## DESCRIPTION OF THE TASK
Drop every picture and give the entries back exactly.

## MATERIAL SHOWN
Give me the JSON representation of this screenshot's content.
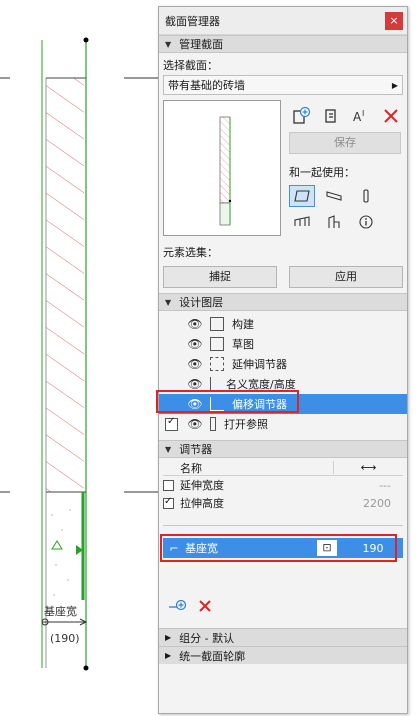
{
  "drawing": {
    "label": "基座宽",
    "dimension": "(190)"
  },
  "panel": {
    "title": "截面管理器",
    "close_icon": "×",
    "section_manage": "管理截面",
    "select_label": "选择截面：",
    "profile_value": "带有基础的砖墙",
    "save_label": "保存",
    "use_with_label": "和一起使用：",
    "element_selection_label": "元素选集：",
    "capture_label": "捕捉",
    "apply_label": "应用",
    "section_design_layers": "设计图层",
    "layers": [
      {
        "label": "构建",
        "checked": false
      },
      {
        "label": "草图",
        "checked": false
      },
      {
        "label": "延伸调节器",
        "checked": false
      },
      {
        "label": "名义宽度/高度",
        "checked": false
      },
      {
        "label": "偏移调节器",
        "checked": false,
        "selected": true
      },
      {
        "label": "打开参照",
        "checked": true
      }
    ],
    "section_adjusters": "调节器",
    "adj_name_col": "名称",
    "adjusters": [
      {
        "name": "延伸宽度",
        "value": "---",
        "checked": false
      },
      {
        "name": "拉伸高度",
        "value": "2200",
        "checked": true
      }
    ],
    "offset_name": "基座宽",
    "offset_value": "190",
    "section_group": "组分 - 默认",
    "section_unify": "统一截面轮廓"
  }
}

## RESPONSE BOX
Give me the JSON representation of this screenshot's content.
{
  "drawing": {
    "label": "基座宽",
    "dimension": "(190)"
  },
  "panel": {
    "title": "截面管理器",
    "close_icon": "×",
    "section_manage": "管理截面",
    "select_label": "选择截面：",
    "profile_value": "带有基础的砖墙",
    "save_label": "保存",
    "use_with_label": "和一起使用：",
    "element_selection_label": "元素选集：",
    "capture_label": "捕捉",
    "apply_label": "应用",
    "section_design_layers": "设计图层",
    "layers": [
      {
        "label": "构建",
        "checked": false
      },
      {
        "label": "草图",
        "checked": false
      },
      {
        "label": "延伸调节器",
        "checked": false
      },
      {
        "label": "名义宽度/高度",
        "checked": false
      },
      {
        "label": "偏移调节器",
        "checked": false,
        "selected": true
      },
      {
        "label": "打开参照",
        "checked": true
      }
    ],
    "section_adjusters": "调节器",
    "adj_name_col": "名称",
    "adjusters": [
      {
        "name": "延伸宽度",
        "value": "---",
        "checked": false
      },
      {
        "name": "拉伸高度",
        "value": "2200",
        "checked": true
      }
    ],
    "offset_name": "基座宽",
    "offset_value": "190",
    "section_group": "组分 - 默认",
    "section_unify": "统一截面轮廓"
  }
}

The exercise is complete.